  Locked to the bed by a lever-operated, eccentric cross shaft, the set-over tailstock had a No. 4 Morse taper, the centre being automatically ejected as the spindle reached its fully retracted position. Unusually for a large lathe, the casting was cut away to form a window through which the spindle's ruler engravings could be read - though there was no accompanying micrometer dial on the handwheel.
  Supplied as part of the standard equipment with each new lathe was full electrical equipment, a 4-jaw-chuck-cum-faceplate with hardened, reversible jaws, catchplate, a spare threaded chuck backplate, fixed and travelling steadies with cylindrical jaws and interchangeable tips, a single set of screwcutting changewheels, two Morse centres, screwcutting chart, an instruction manual that included a foundation chart, recommended cutting speeds and lubrication arrangements - and a set of spanners.
  Available at extra cost were a number of extras including a hydraulic copying attachment, thread-dial indicator, 4-way toolpost, handwheel-operated draw-in collet attachment, a universal milling and boring attachment, taper-turning attachment for lengths up to 16 inches, a double-type rear toolpost for parting off, quick-change toolpost with three tool holders, coolant equipment, a factory-fitted 9.5-inch diameter 3-jaw chuck, Kienzle speed and feed indicator, machine lighting, sets of turning tools, rotating centres and drill chucks for the tailstock and a magnetic filter for the headstock oil.
If you have an Eriksen lathe of this type, the writer would be interested to hear from you.


Headstocks of the EF and EFE were identical with oil-bath lubrication, hardened, ground and tooth relieved gears and a 2-inch bore, hardened and ground spindle running in high precision roller bearings - end thrust being taken by two grooved ball races.
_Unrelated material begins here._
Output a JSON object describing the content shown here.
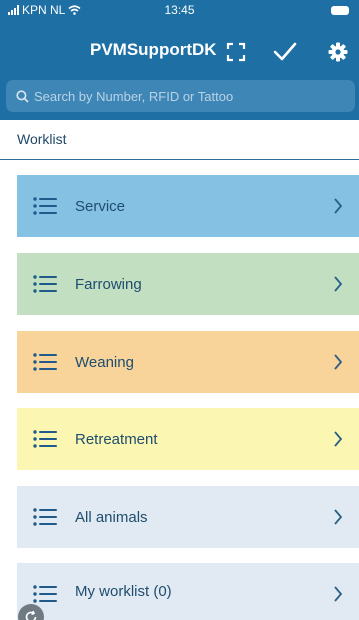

While the 220 and 250 models had a No. 4 Morse taper spindle, the others all had a No. 5. The multi-V-belt pulley, set centrally on the spindle, ran in its own ball races and was connected to the main spindle drive gear by an internal and externally splined clutch, the arrangement relieving the spindle of belt thrust and vibrations associated with the drive system.


Carriage of an EFE lathe with its 4-pole, step-change motor mounted inside the cabinet and controlled by contactors  engaged by push buttons mounted on a plate formed as an extension to the front, right-hand saddle wing.

Carriage of the standard EF lathe. This example has the full-length cross slide on which are mounted two rear toolposts for parting off and forming work.


Eriken Emato 180-NE & 200-NE Lathes   

Eriksen Palermo and Kreta Lathes   

Eriksen Shapers

A set of catalogues is available for Eriksen lathes

If you have an Eriksen lathe, especially pre-1950, the writer would be interested to know

lathes.co.uk
Eriksen EF and EFE Series Lathes
"Emato" 220-EF, 250-EF, 300-EF, 350-EF,
220-EFE, 250-EFE, 300-EFE & 350-EFE
email: tony@lathes.co.uk
Home   Machine Tool Archive   Machine-tools Sale & Wanted  Machine Tool Manuals   
Catalogues   Belts   Books  Accessories